(magazine unknown, maybe early '75)
by TONY JASPER
It says fairly and squarely on the sleeve of Queen's album, Sheer Heart Attack, "composed, produced and performed exclusively by Queen".
Queen might say it sorts out the boys from the girls. It has become their hallmark as a group, this total concern, commitment and involvement in every aspect of recording.
Such a process has been there from the beginning, even if some of us remained rather unmoved by it or found early work lacking at times.
With their latest album Queen have added former cynical voices to their cause. Sheer Heart Attack fairly leapt into the album chart compiled by the British Market Research Bureau. Praise has been showered on them from every quarter.
The story behind the disc and this trait of Queen's to 'do their own thing', was told to me by John Deacon.
Deacon says the group used various studios on this album and gave the reasons. Sheer Heart Attack started its life at Rockfield but no Dave Edmunds was involved. The studio is 24 track but Deacon says they met a few technical problems.
At the same time Brian had ulcer trouble and required surgical attention. It left the other three and to some extent it became a question of what could be laid down without Brian...
Around 80 per cent of the backing was laid at Rockfield but a week was spent at Wessex laying down some vocals. Further time was spent at the studio putting some overdubs in the percussion field.
A week was spent in Air studio 4, a small over-dub room. More backing vocals followed at Wessex -- and mixing was at Trident. At some points work at various studios overlapped.
Queen did have some outside assistance from Roy Baker, listed as co-producer and Mike Stone, the engineer. Deacon said this about Stone, "He worked a great deal on Queen 2, he's so good, so he came everywhere with us. Trident loaned him out to us."
Deacon describes Trident mixes as "lovely" and even says some are "quite hairy". The latter remark comes from the fact of Trident "not being full 24 track when we mixed. We did in fact use several different machines. At one point we were using a 16 track with another Triad in front for rhythm section mixes."
Queen find 24 tracks sufficient and at this point have no thoughts of any recording on a 32 track, "24 is enough, it takes a lot of pushing up and down and can get complicated. I think you have to keep things within reason!"
Sheer Heart Attack took three months in making, "a lot of sweat, even when funkiest!" and three cuts at Trident. Deacon adds, "We then got hold of the US cut and we preferred that and so used the American cut for the English release. This is why the album was one week late. We were very pleased with it."
On the group's general approach, Deacon says "There was no cutting of corners, we get so involved and it really seems as though one album a year is for us."

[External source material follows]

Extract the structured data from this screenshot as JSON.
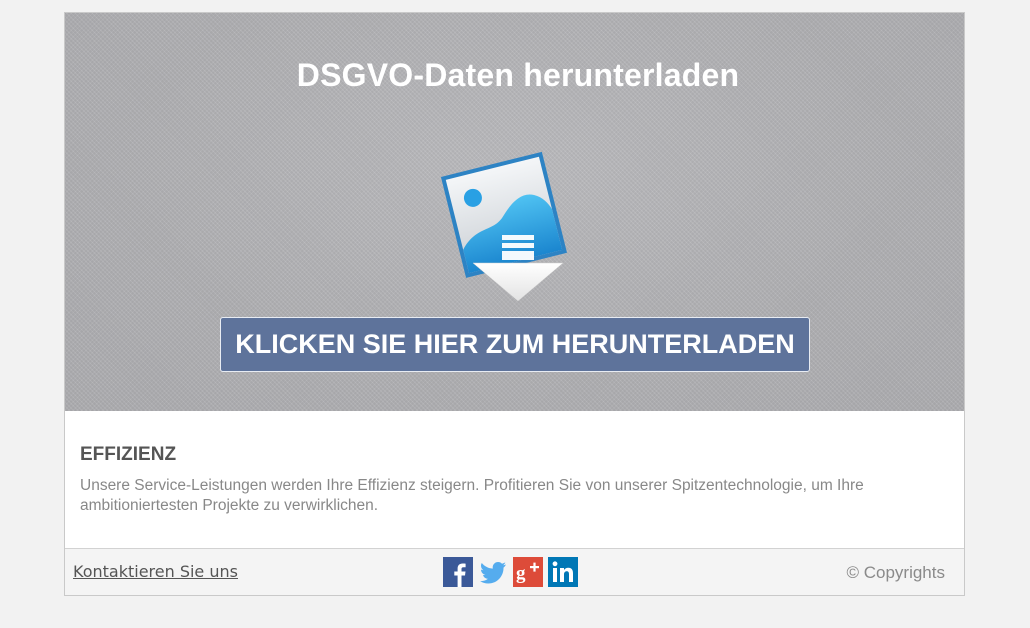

It might be argued that one is insufficient for a group in the present position of Queen. Since they intend extensive touring in the States and other parts of the world, including hopefully Japan, this makes their presence less in Britain than it might otherwise have been.
"There is admittedly a problem in constantly reminding people we are still here but again no short-cuts. We don't intend to release, Queen Live. I think such a thing is somewhat of a short-cut when our sole material is already found on the studio albums and such is performed on stage."
Deacon did add, "there must be at least two more studio albums. We've no thought by the way of getting our studios. We're only just beginning to be rid of all the costs involved so far and an album like Sheer Heart Attack cost GBP 25,000."
There is a feeling of Queen now really getting everything together from recording to the live show. Deacon says the organization round them is getting better and the tour which ended last November was their best yet.
"We were very pleased, things went right, though we had problems at London's Rainbow when the mains blew. We don't pander to anyone. We play good music and do it for ourselves and hope people will appreciate what we are doing and gladly this seems to be happening, more and more.
"At present we have hardly any time in which to rest. One thing seems to follow another with rapid speed. As soon as the British tour was over, we were packing our bags for playing on the continent."
Deacon smiles when hearing mention of Queen's academic record, "It's about time newspapers gave that one a rest. We've no thought of returning to that world. I reckon I'll always be involved in music and recording from now on. Anyway, I like the world I'm in these days.
"The other day we met Paul McCartney and that was great. He even said hello to Roger and said he was doing fine. McCartney has been Brian's hero since teen days. I must say though Juniors Farm was rather a disappointing single.
"McCartney has done so much good work. Band On The Run was very good. Getting back to my earlier remark, I suppose I could be in some laboratory or something now. I don't know really but what I'm doing at present is so rewarding."
Deacon retired from this interview with some final thoughts on the energy taken from Queen in their varied activities. He said recording was a sixteen hour process and particularly so during the mixing stage of Sheer Heart Attack. Live gigging didn't allow much relaxation, though they tried to ensure things, such as journey distance, were as smooth and simple as possible. During the winter '74 tour, Queen did add a personal manager to their pay-roll.
And his final remark was one of modesty, "I'm happy in my mind with our success. It's always exciting on the way up!"